## [TRY IT]
From the entries below, pull out each line where "online" appears.

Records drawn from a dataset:
__________________________________________________
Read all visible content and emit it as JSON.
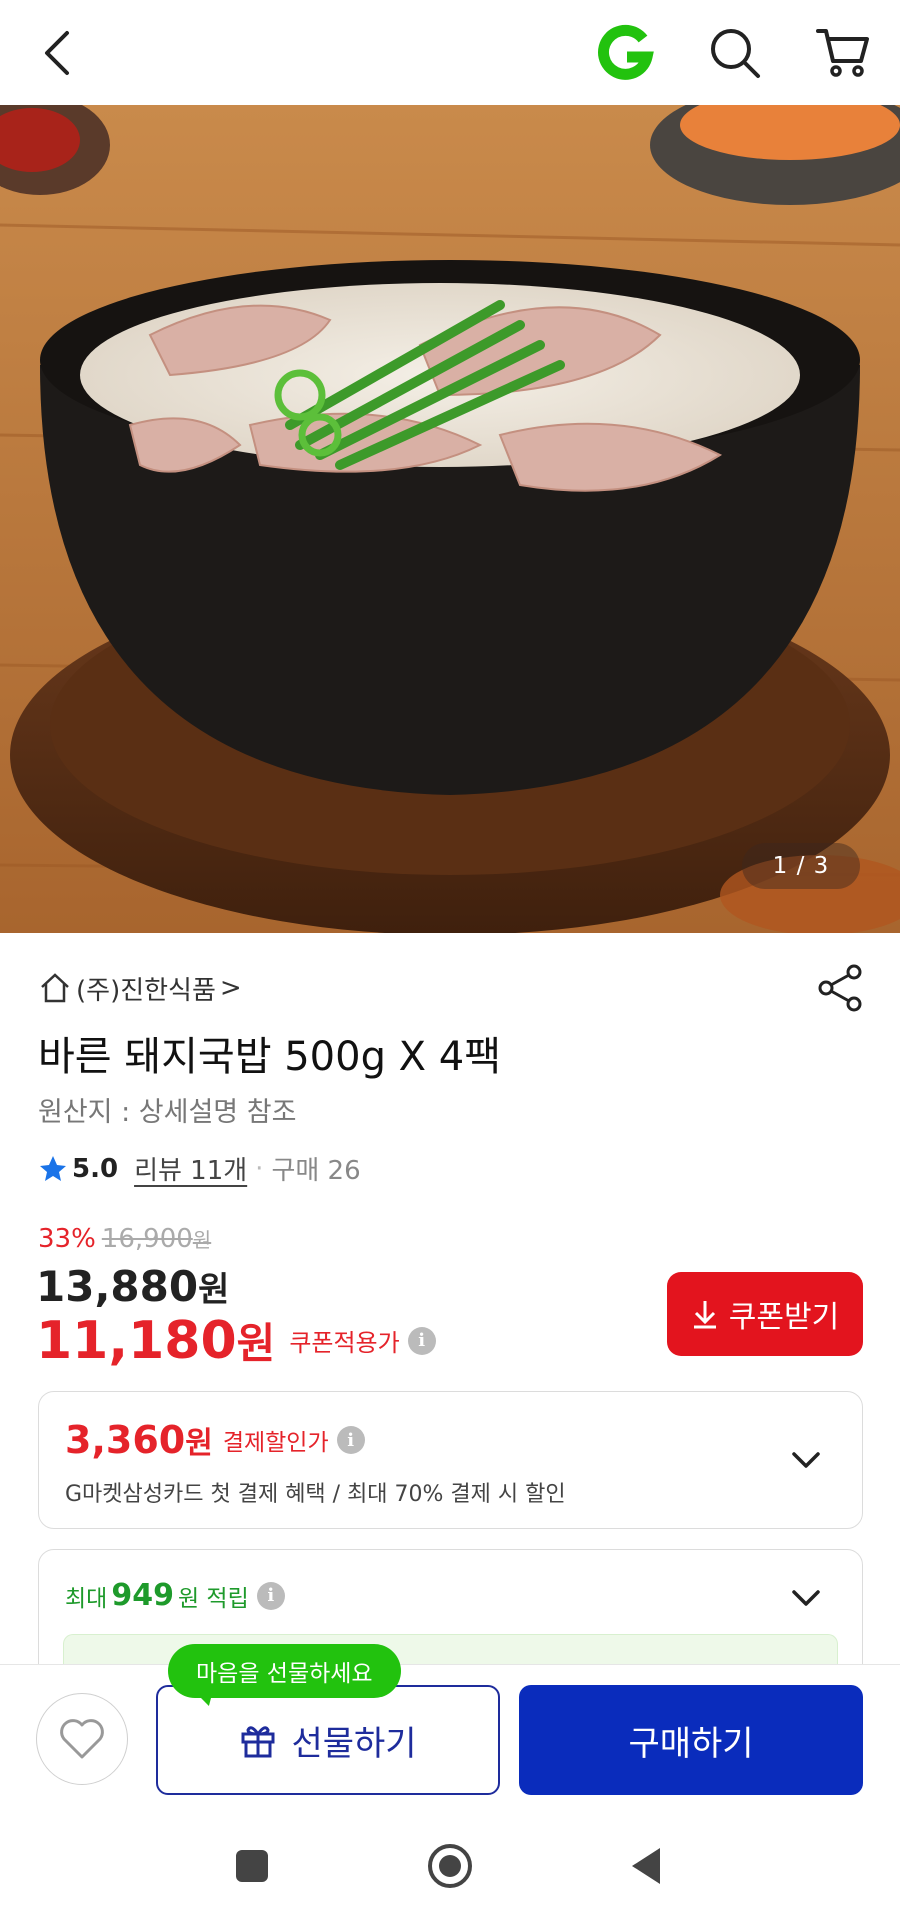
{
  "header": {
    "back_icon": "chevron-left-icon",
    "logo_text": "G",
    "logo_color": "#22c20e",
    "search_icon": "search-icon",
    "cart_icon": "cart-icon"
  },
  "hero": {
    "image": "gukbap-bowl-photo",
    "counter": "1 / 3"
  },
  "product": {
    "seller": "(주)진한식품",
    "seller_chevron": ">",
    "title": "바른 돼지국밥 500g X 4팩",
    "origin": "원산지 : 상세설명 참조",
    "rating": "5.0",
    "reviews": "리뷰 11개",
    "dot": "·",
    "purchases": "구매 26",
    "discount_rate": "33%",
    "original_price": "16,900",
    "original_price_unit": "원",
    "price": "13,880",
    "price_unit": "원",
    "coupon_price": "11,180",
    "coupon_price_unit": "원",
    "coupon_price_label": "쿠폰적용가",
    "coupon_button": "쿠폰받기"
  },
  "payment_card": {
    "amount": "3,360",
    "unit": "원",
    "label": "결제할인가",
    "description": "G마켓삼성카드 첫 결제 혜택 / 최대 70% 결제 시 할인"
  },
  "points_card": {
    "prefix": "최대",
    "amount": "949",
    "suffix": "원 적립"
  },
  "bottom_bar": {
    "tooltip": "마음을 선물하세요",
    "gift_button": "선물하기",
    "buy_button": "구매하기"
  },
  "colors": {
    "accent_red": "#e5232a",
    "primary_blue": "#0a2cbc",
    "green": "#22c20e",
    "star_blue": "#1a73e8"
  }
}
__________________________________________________
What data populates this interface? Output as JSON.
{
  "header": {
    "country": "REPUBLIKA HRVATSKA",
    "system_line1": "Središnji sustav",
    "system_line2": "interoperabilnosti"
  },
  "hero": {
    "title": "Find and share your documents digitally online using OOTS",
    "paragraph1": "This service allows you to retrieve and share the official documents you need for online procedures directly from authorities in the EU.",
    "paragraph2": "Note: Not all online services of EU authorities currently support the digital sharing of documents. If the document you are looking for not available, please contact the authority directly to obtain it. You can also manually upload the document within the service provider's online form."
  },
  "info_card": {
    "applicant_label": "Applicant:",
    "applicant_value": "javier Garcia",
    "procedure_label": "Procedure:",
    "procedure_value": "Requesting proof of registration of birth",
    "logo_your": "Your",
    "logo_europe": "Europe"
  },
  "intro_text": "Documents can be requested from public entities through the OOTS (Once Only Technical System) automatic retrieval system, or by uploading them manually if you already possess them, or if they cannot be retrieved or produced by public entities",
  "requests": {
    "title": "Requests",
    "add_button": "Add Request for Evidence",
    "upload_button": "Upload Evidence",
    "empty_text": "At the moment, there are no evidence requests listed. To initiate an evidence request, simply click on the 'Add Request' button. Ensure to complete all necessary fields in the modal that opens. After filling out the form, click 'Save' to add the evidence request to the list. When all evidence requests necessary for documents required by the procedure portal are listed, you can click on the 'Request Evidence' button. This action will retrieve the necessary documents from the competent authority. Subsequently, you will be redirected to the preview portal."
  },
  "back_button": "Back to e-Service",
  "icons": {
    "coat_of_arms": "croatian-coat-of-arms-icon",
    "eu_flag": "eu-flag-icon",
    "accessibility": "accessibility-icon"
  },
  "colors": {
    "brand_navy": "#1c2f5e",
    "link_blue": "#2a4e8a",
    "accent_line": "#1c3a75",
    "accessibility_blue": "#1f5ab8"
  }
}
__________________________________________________
## [RESULT OF THIS TASK]
    "title": "Find and share your documents digitally online using OOTS",
    "paragraph1": "This service allows you to retrieve and share the official documents you need for online procedures directly from authorities in the EU.",
    "paragraph2": "Note: Not all online services of EU authorities currently support the digital sharing of documents. If the document you are looking for not available, please contact the authority directly to obtain it. You can also manually upload the document within the service provider's online form."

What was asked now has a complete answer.